Eventually, the team — led by Handel Architects — convinced the commission that a mostly-opaque facade would be better both in terms of aesthetics and energy efficiency. The House was thus built with a cast-in-place concrete frame filled in with prefabricated metal panels, with windows installed and made airtight in the factory.
Making the whole building airtight was still a big challenge, particularly with a construction crew that weren’t used to the rigours of the passive house standard. An airtightness consultant was appointed early on to train the construction workers, who were required to alert a supervisor if the airtight barrier was punctured. “We told them that they weren’t going to passive house prison, but how important it was to let someone know if they made a mistake so we could repair it,” says Louis Schwartz of contractor Monadnock Construction.
Another big challenge was the question of how to ventilate the 352 apartments. Passive houses typically have heat recovery ventilation units — which use warm, outgoing stale air to pre-heat incoming fresh air — but installing a separate system in each dwelling here would have added $1.5m to the overall budget. Instead, the design team were able to procure two large customised units that sit near the top of the building, with ducting traveling from there to each dwelling.
Meanwhile, each apartment is heated and cooled by a low-energy ‘variable refrigerant flow’ heat pump — essentially an air conditioner that can also work in reverse and provide heating too. The building finished construction in June 2017, ahead of schedule and within budget. It has been passive house certified by the Wicklow-based Passive House Academy.

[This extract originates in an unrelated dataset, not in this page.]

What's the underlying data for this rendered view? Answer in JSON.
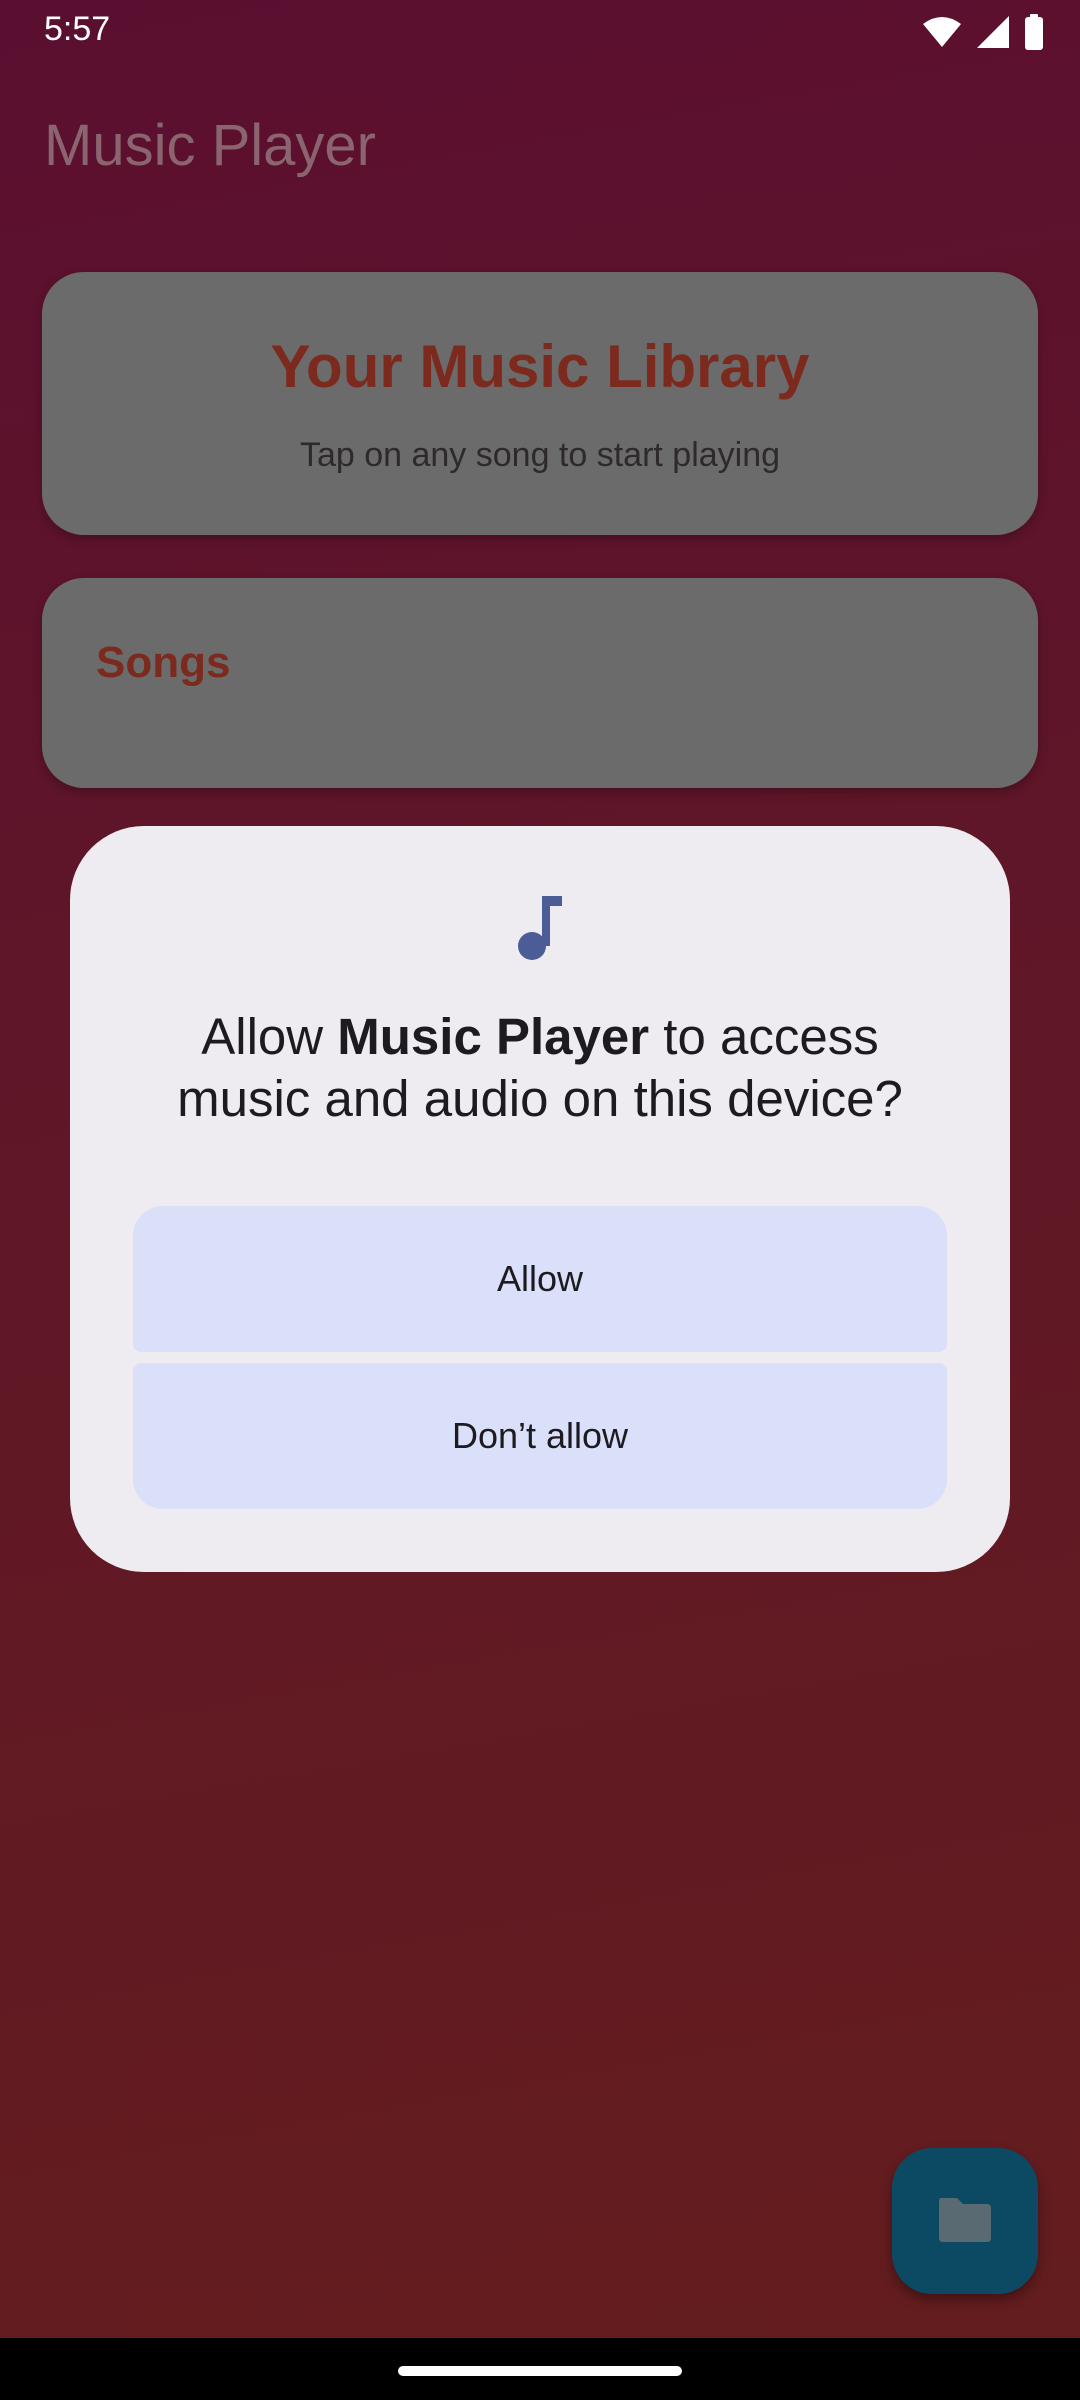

Project architects Blake Middleton and Deborah Moelis write: “For the entire team, this project has been a successful beta test to meet our moral imperative to minimise the carbon footprint of buildings. It’s our answer to the call for making big and meaningful change to combat global warming.”

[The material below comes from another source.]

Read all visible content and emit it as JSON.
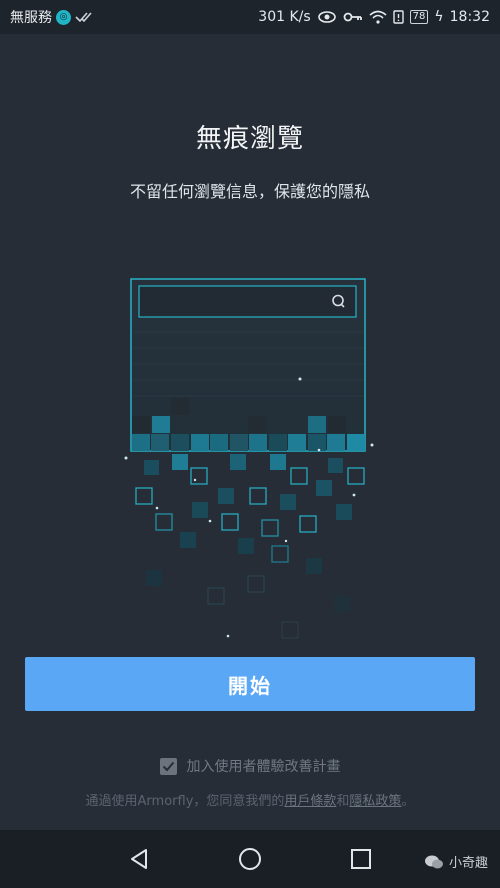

- Granite-hewn Victorian home upgraded to PHI low energy standard
- Essex village becomes eco-pioneer with latest passive house scheme
- From derelict shop to tiny low energy home
- The PH+ guide to air source heat pumps
- Architect returns to roots with A1 rated 'house of the people'
- Ireland's new central bank hits nZEB & BREEAM outstanding eco rating
- The prebiotic passive house
- 1948: The Dover Sun House
- The dazzling Dalkey home with a hidden agenda
- Disastrous Preston retrofit scheme remains unresolved
- Why housing isn't viable
- Chair of post-Grenfell fire review “shocked” by construction culture